She's excelling in her calling.

She's engaged and soon to be married.

She got that promotion at work.

She was invited to be a guest speaker.

Her audience is growing day by day.

You're not sure of your purpose.

Your boyfriend hasn't popped the question.

You haven't been promoted.

You weren't considered to guest speak.

Your audience is stagnant, in fact, your followers are reducing.

It irks you to see her win. I know, we know and perhaps have all had that thought of 'why her and not me' swirling around in our shattered hearts.

You want to genuinely clap and comment on her latest announcement, but the keyboard is burning the tips of your fingers in a moment of joy stealing comparison syndrome.

In those moments you may find yourself thinking of a million (unfruitful) ways to up your game, work harder to catch up or have something to show the world that you're worthy too. But that's precisely what will avail - unfruitfulness. Because in that moment of jealousy and not having the ability to celebrate those around you who are in their season of consecutive wins - you're storing up for yourself bitter lemons and a look from God that says 'behave yourself'.

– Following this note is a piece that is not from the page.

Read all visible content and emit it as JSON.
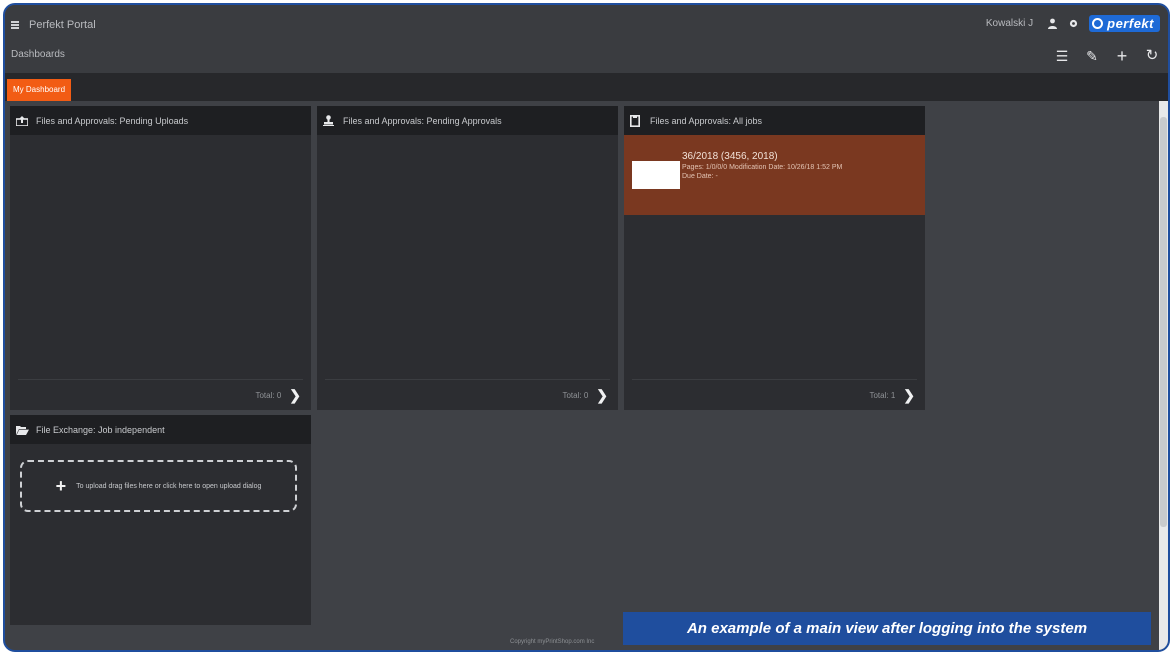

So how does one combat and overcome comparison in order to celebrate?

Firstly, realising who we are and whose we are will help us to understand and identify with the fact that each of us is created unique. And in that same line, realising that we are all in different seasons of that said uniqueness. A moment of promotion for one is a season of preparation for another.

Secondly, having a heart of gratitude and contentment for our portion helps us to be filled with joy irrespective of other peoples achievements. This doesn't mean we cannot strive to want more for ourselves BUT it doesn't subtract from our joy and cause bouts of jealousy to arise if what we desire has fallen on someone else's lap.

Thirdly, knowing and I mean really knowing that you are not in competition with her, him or them. Even if you're operating in the same industry or line of ministry, adopting the idea of competition only hurts yourself.

Fourthly, choose to celebrate those who are celebrating. I believe if we learn to clap and cheer for those who have achieved in one way or another it helps us to keep hope that the same can happen for us. Not only will that cultivate a culture of celebration it also cuts out the cancerous nature of competition. You can thrive in your current season and best prepare for the celebratory seasons ahead.

How can we adopt this culture of celebrating in other areas of life?


Acknowledge and celebrate your children with their achievements. Whether that's learning to walk, tying a shoelace for the first time or getting good results on a test. Cheer them on, children tend to thrive and repeat good behaviour when it's been highlighted with words of affirmation and encouragement.


Avoid at all costs comparing your relationship and spouse to carefully curated social media highlights. Instead, focus on the positives in your union over the negatives and this will lead your significant other to feel appreciated, loved and valued.